Pressure grows for Brexit deal
COVID-hit businesses are calling for a pragmatic approach to secure UK-EU agreement on Brexit.
“Sectors from automotive to aviation, chemicals to creative industries, and farming and food to pharmaceuticals – are united: securing a quick agreement matters greatly for jobs and livelihoods. Clarity on an ambitious deal will turbo charge business preparations and increase confidence in the UK as a place to invest. Crucially, it will also help ease the sustainable implementation of the Northern Ireland Protocol,” said the CBI (Confederation of British Industry), which speaks on behalf of 190,000 businesses which, together, employ nearly seven million people.
It released a statement on 18 October 2020, accompanied by details from 21 trade associations and professional bodies, outlining how a deal will help their sector contribute fully to the UK’s economic recovery. It follows an intervention earlier in the week by leading European business groups from France, Germany and Italy, calling for ‘a solution which ensures smooth trading conditions.’
“Now is the time for historic political leadership. With compromise and tenacity, a deal can be done. Businesses call on leaders on both sides to find a route through. The clarity that comes with an ambitious deal will have an instant impact on firms’ efforts to prepare. It will help investment by removing the threat of tariffs and quotas.
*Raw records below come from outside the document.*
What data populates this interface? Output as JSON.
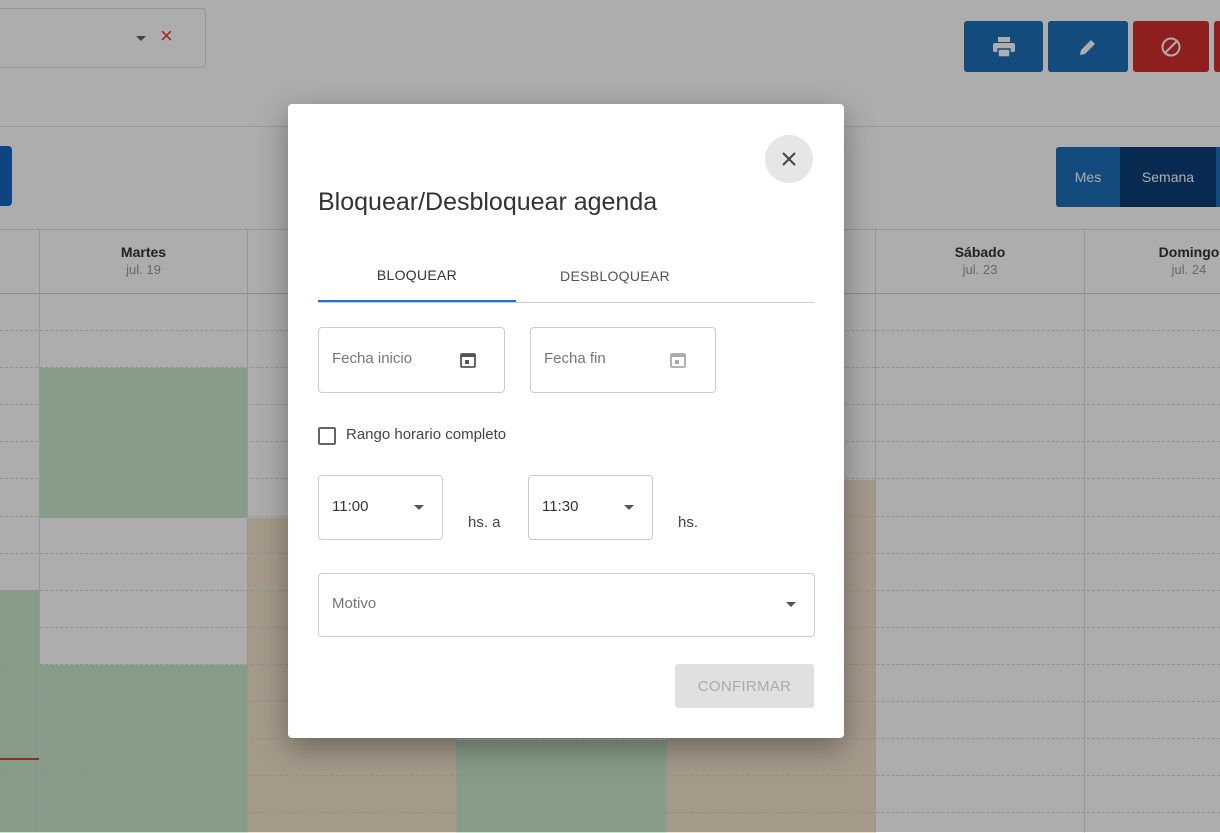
{
  "colors": {
    "primary_button": "#1e6fb8",
    "danger_button": "#d32f2f",
    "view_active": "#0d3f78",
    "view_inactive": "#1e6fb8",
    "tab_indicator": "#1976d2",
    "available_slot": "#c8e6c9",
    "occupied_slot": "#f3e3cc",
    "clear_icon": "#e53935"
  },
  "toolbar": {
    "print_icon": "printer-icon",
    "edit_icon": "pencil-icon",
    "block_icon": "ban-icon"
  },
  "view_switch": {
    "month_label": "Mes",
    "week_label": "Semana"
  },
  "calendar": {
    "days": [
      {
        "name": "Martes",
        "date": "jul. 19"
      },
      {
        "name": "Sábado",
        "date": "jul. 23"
      },
      {
        "name": "Domingo",
        "date": "jul. 24"
      }
    ]
  },
  "modal": {
    "title": "Bloquear/Desbloquear agenda",
    "tabs": [
      {
        "label": "BLOQUEAR",
        "active": true
      },
      {
        "label": "DESBLOQUEAR",
        "active": false
      }
    ],
    "start_date": {
      "placeholder": "Fecha inicio",
      "value": ""
    },
    "end_date": {
      "placeholder": "Fecha fin",
      "value": ""
    },
    "full_range": {
      "label": "Rango horario completo",
      "checked": false
    },
    "time_from": {
      "value": "11:00"
    },
    "time_from_unit": "hs. a",
    "time_to": {
      "value": "11:30"
    },
    "time_to_unit": "hs.",
    "reason": {
      "placeholder": "Motivo",
      "value": ""
    },
    "confirm_label": "CONFIRMAR"
  }
}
And it will catalyse confidence through enhanced customs cooperation while making a precious data agreement possible, vital for services industries which make up 80% of the UK economy,” said the joint statement.
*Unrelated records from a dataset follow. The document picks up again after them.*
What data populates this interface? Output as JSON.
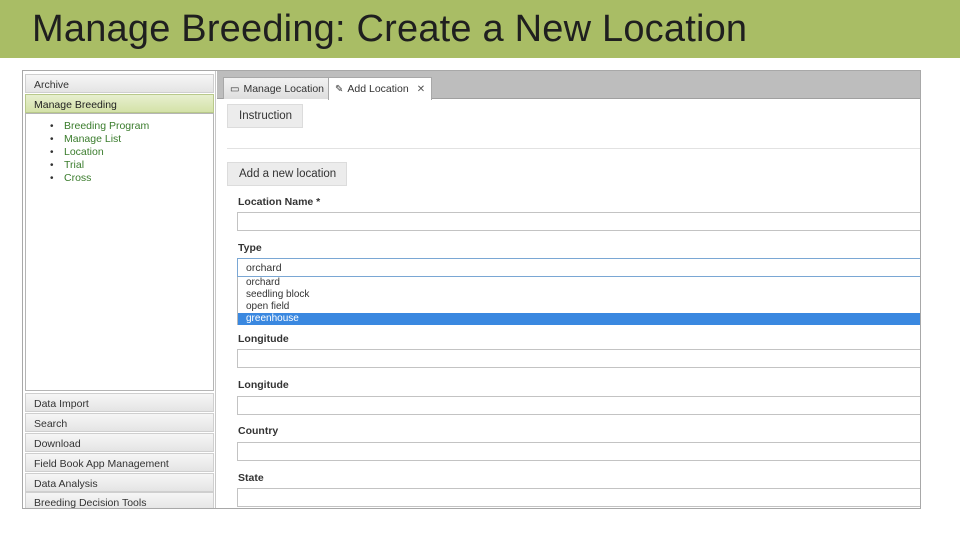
{
  "slide": {
    "title": "Manage Breeding: Create a New Location"
  },
  "sidebar": {
    "headers_top": [
      {
        "label": "Archive"
      },
      {
        "label": "Manage Breeding"
      }
    ],
    "menu_items": [
      {
        "label": "Breeding Program"
      },
      {
        "label": "Manage List"
      },
      {
        "label": "Location"
      },
      {
        "label": "Trial"
      },
      {
        "label": "Cross"
      }
    ],
    "headers_bottom": [
      {
        "label": "Data Import"
      },
      {
        "label": "Search"
      },
      {
        "label": "Download"
      },
      {
        "label": "Field Book App Management"
      },
      {
        "label": "Data Analysis"
      },
      {
        "label": "Breeding Decision Tools"
      }
    ]
  },
  "tabs": [
    {
      "label": "Manage Location",
      "icon": "window-icon"
    },
    {
      "label": "Add Location",
      "icon": "pencil-icon",
      "close": "✕"
    }
  ],
  "main": {
    "instruction_label": "Instruction",
    "add_new_label": "Add a new location",
    "location_name_label": "Location Name *",
    "type_label": "Type",
    "type_selected": "orchard",
    "type_options": [
      "orchard",
      "seedling block",
      "open field",
      "greenhouse"
    ],
    "type_highlighted_index": 3,
    "longitude_label_1": "Longitude",
    "longitude_label_2": "Longitude",
    "country_label": "Country",
    "state_label": "State"
  },
  "colors": {
    "title_bar": "#a9bd65",
    "link_green": "#3a7c2c",
    "selection_blue": "#3a88e0"
  }
}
“Businesses are doing what they can to prepare for Brexit. But firms face a hat-trick of unprecedented challenges: rebuilding from the first wave of COVID-19, dealing with the second wave and uncertainty over the UK’s trading relationship with the EU. That’s why more than three quarters of UK firms say they need a deal, quickly. With each day that passes, business resilience is chipped away. A swift deal is the single most effective way to support recovery in communities across Europe. After four years of debate, there must be a resolution. 2021 can then be a year to rebuild, rather than regret.”
Mike Hawes, Chief Executive of the Society of Motor Manufacturers and Traders (SMMT), representing the UK automotive sector and some 850,000 jobs, added: “The pandemic has caused immense damage to UK Automotive, costing thousands of jobs and soaking up precious resource. A second blow of tariffs, which would instantly raise prices and destroy competitiveness, would be devastating so we need a deal now - and not just any deal, one that is as free in reality as it is on paper. Only an ambitious deal that delivers for this critical sector will safeguard livelihoods and drive investment into the new skills, facilities and technologies so integral to delivering a zero-carbon future for the UK.”
James Selka, CEO of the Manufacturing Technologies Association (MTA), representing all technologies that enable advanced manufacturing, added: “A deal is vital for the UK Manufacturing sector to encourage investment in an activity that supports five million jobs and positively impacts 15% of UK GDP. COVID has impacted the confidence to invest and, if a deal is reached, the sector will be able to focus on being a key part of rebuilding our economy.”
Paul Everitt, Chief Executive of ADS, commented: “The UK’s aerospace, defence, space and security industries will face major disruption without a deal, through delays to cross-border trade, costly administrative requirements and a new regulatory system. Businesses in our sectors are facing a daily struggle to survive as a result of the COVID-19 crisis, which has put 30,000 aerospace jobs at risk. A deal that delivers global market access and protects sensitive cross-border supply chains is essential.”
David Wells, CEO of Logistics UK, representing the entire logistics industry with members from the road, rail, sea and air industries, as well as the buyers of freight services, said: “A deal is vital for the transport and logistics industry and for the whole economy, which relies on fast and efficient supply chains. To keep Britain trading, trucks must keep going through the borders with the least possible friction; a deal with the EU is vital to achieve this and to enable the sector to focus on maintaining its resilience during the COVID-19 pandemic and investing to improve performance.”